**Activity:** Write the records out exactly as shown. No pictures.

**Data:**
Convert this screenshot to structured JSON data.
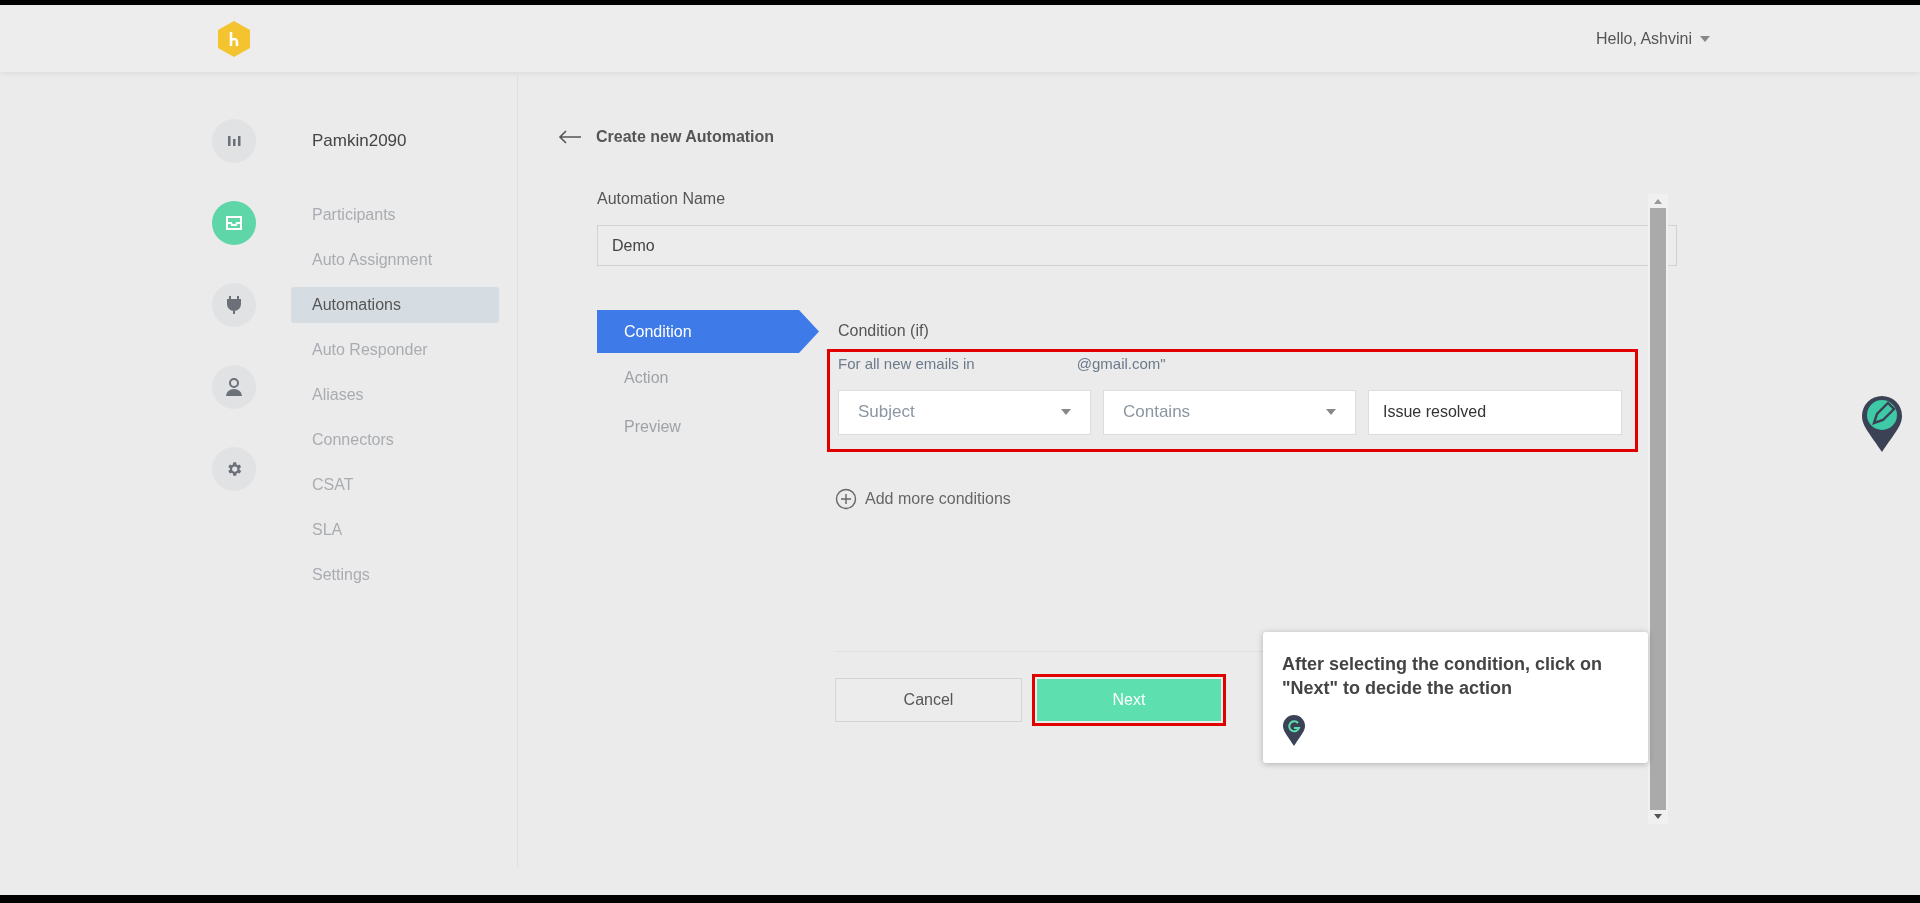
{
  "header": {
    "greeting": "Hello, Ashvini"
  },
  "rail": [
    {
      "kind": "bars",
      "selected": false
    },
    {
      "kind": "inbox",
      "selected": true
    },
    {
      "kind": "plug",
      "selected": false
    },
    {
      "kind": "user",
      "selected": false
    },
    {
      "kind": "gear",
      "selected": false
    }
  ],
  "sidebar": {
    "title": "Pamkin2090",
    "items": [
      {
        "label": "Participants",
        "selected": false
      },
      {
        "label": "Auto Assignment",
        "selected": false
      },
      {
        "label": "Automations",
        "selected": true
      },
      {
        "label": "Auto Responder",
        "selected": false
      },
      {
        "label": "Aliases",
        "selected": false
      },
      {
        "label": "Connectors",
        "selected": false
      },
      {
        "label": "CSAT",
        "selected": false
      },
      {
        "label": "SLA",
        "selected": false
      },
      {
        "label": "Settings",
        "selected": false
      }
    ]
  },
  "page": {
    "title": "Create new Automation",
    "name_label": "Automation Name",
    "name_value": "Demo"
  },
  "steps": [
    {
      "label": "Condition",
      "selected": true
    },
    {
      "label": "Action",
      "selected": false
    },
    {
      "label": "Preview",
      "selected": false
    }
  ],
  "condition": {
    "heading": "Condition (if)",
    "scope_prefix": "For all new emails in",
    "scope_suffix": "@gmail.com\"",
    "field": "Subject",
    "operator": "Contains",
    "value": "Issue resolved",
    "add_more": "Add more conditions"
  },
  "buttons": {
    "cancel": "Cancel",
    "next": "Next"
  },
  "tooltip": {
    "text": "After selecting the condition, click on \"Next\" to decide the action"
  }
}
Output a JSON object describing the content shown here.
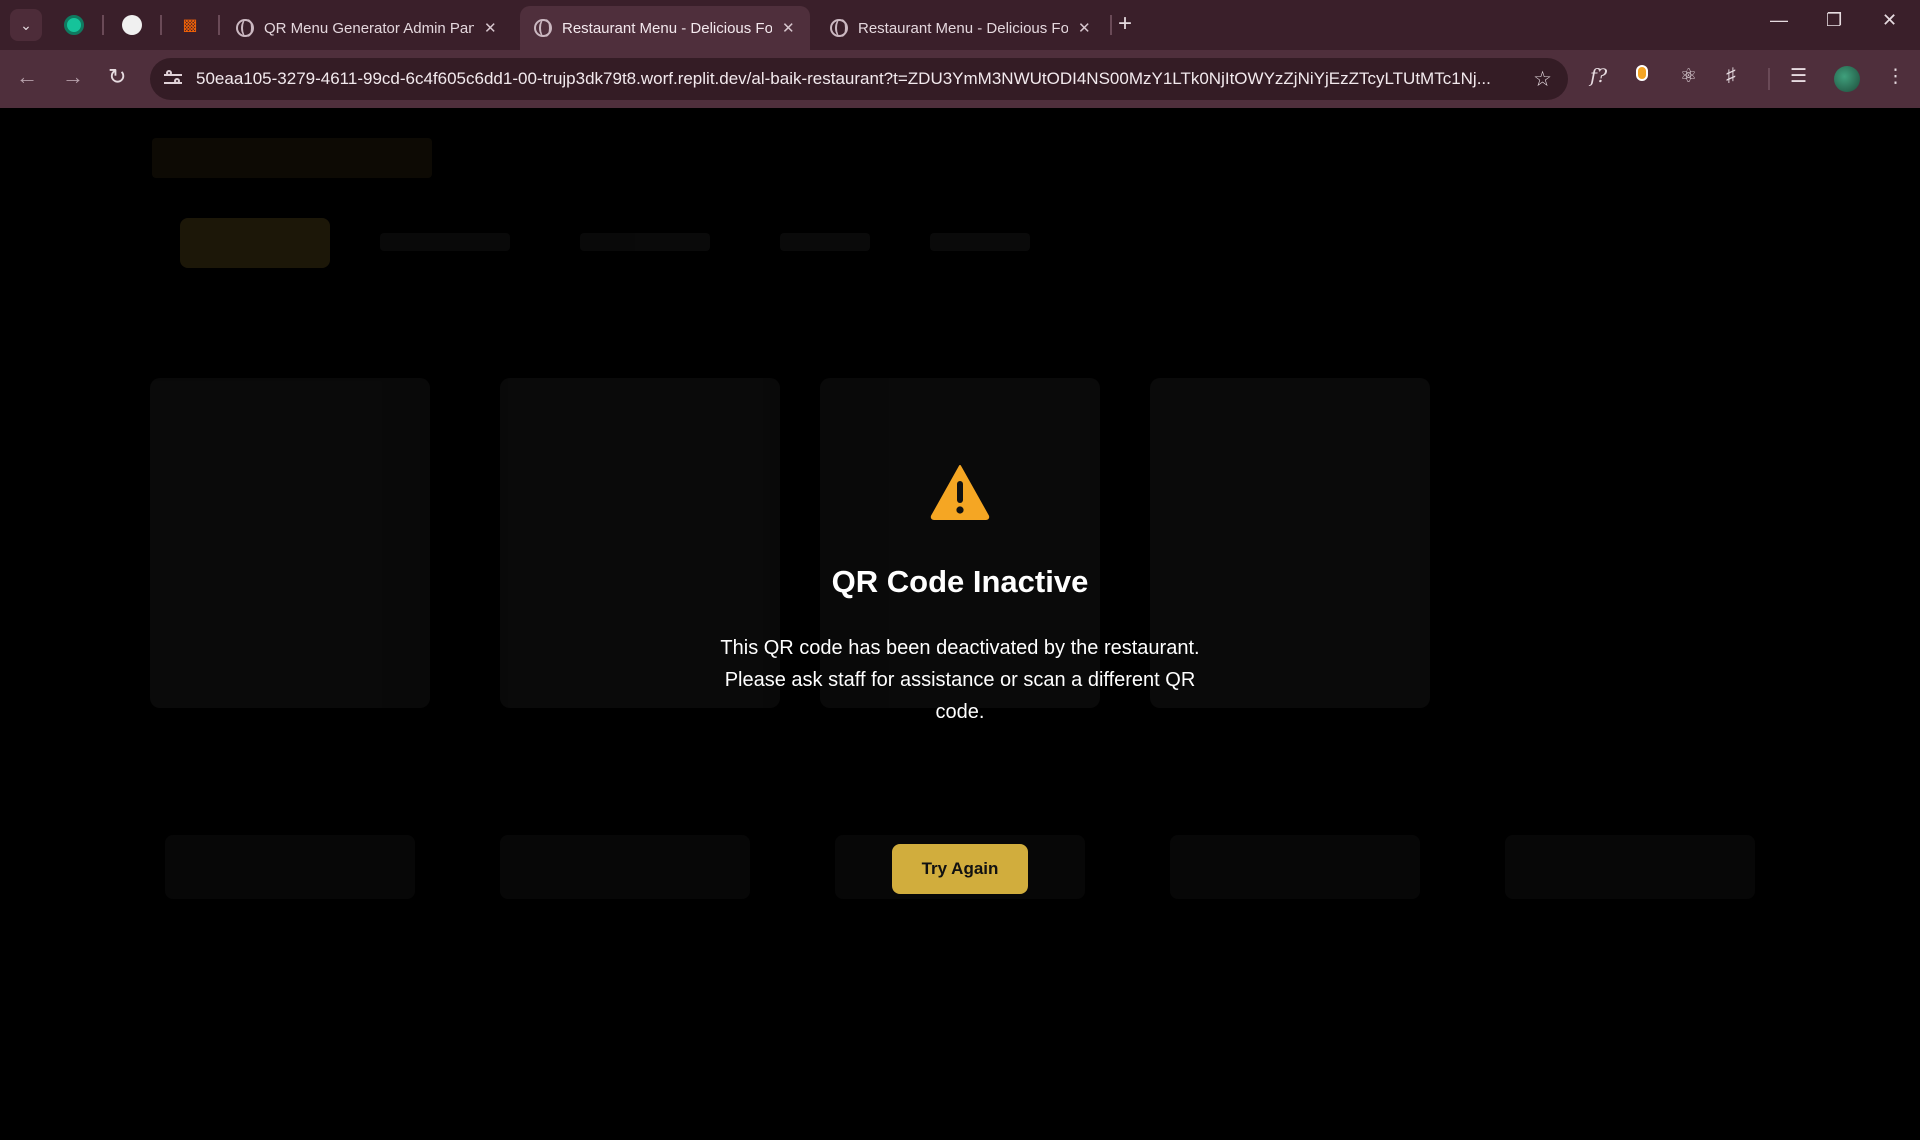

**Result of this exercise:**
Convert this screenshot to structured JSON data.
{
  "header": {
    "greeting": "Hello, Ashvini"
  },
  "rail": [
    {
      "kind": "bars",
      "selected": false
    },
    {
      "kind": "inbox",
      "selected": true
    },
    {
      "kind": "plug",
      "selected": false
    },
    {
      "kind": "user",
      "selected": false
    },
    {
      "kind": "gear",
      "selected": false
    }
  ],
  "sidebar": {
    "title": "Pamkin2090",
    "items": [
      {
        "label": "Participants",
        "selected": false
      },
      {
        "label": "Auto Assignment",
        "selected": false
      },
      {
        "label": "Automations",
        "selected": true
      },
      {
        "label": "Auto Responder",
        "selected": false
      },
      {
        "label": "Aliases",
        "selected": false
      },
      {
        "label": "Connectors",
        "selected": false
      },
      {
        "label": "CSAT",
        "selected": false
      },
      {
        "label": "SLA",
        "selected": false
      },
      {
        "label": "Settings",
        "selected": false
      }
    ]
  },
  "page": {
    "title": "Create new Automation",
    "name_label": "Automation Name",
    "name_value": "Demo"
  },
  "steps": [
    {
      "label": "Condition",
      "selected": true
    },
    {
      "label": "Action",
      "selected": false
    },
    {
      "label": "Preview",
      "selected": false
    }
  ],
  "condition": {
    "heading": "Condition (if)",
    "scope_prefix": "For all new emails in",
    "scope_suffix": "@gmail.com\"",
    "field": "Subject",
    "operator": "Contains",
    "value": "Issue resolved",
    "add_more": "Add more conditions"
  },
  "buttons": {
    "cancel": "Cancel",
    "next": "Next"
  },
  "tooltip": {
    "text": "After selecting the condition, click on \"Next\" to decide the action"
  }
}
Output a JSON object describing the content shown here.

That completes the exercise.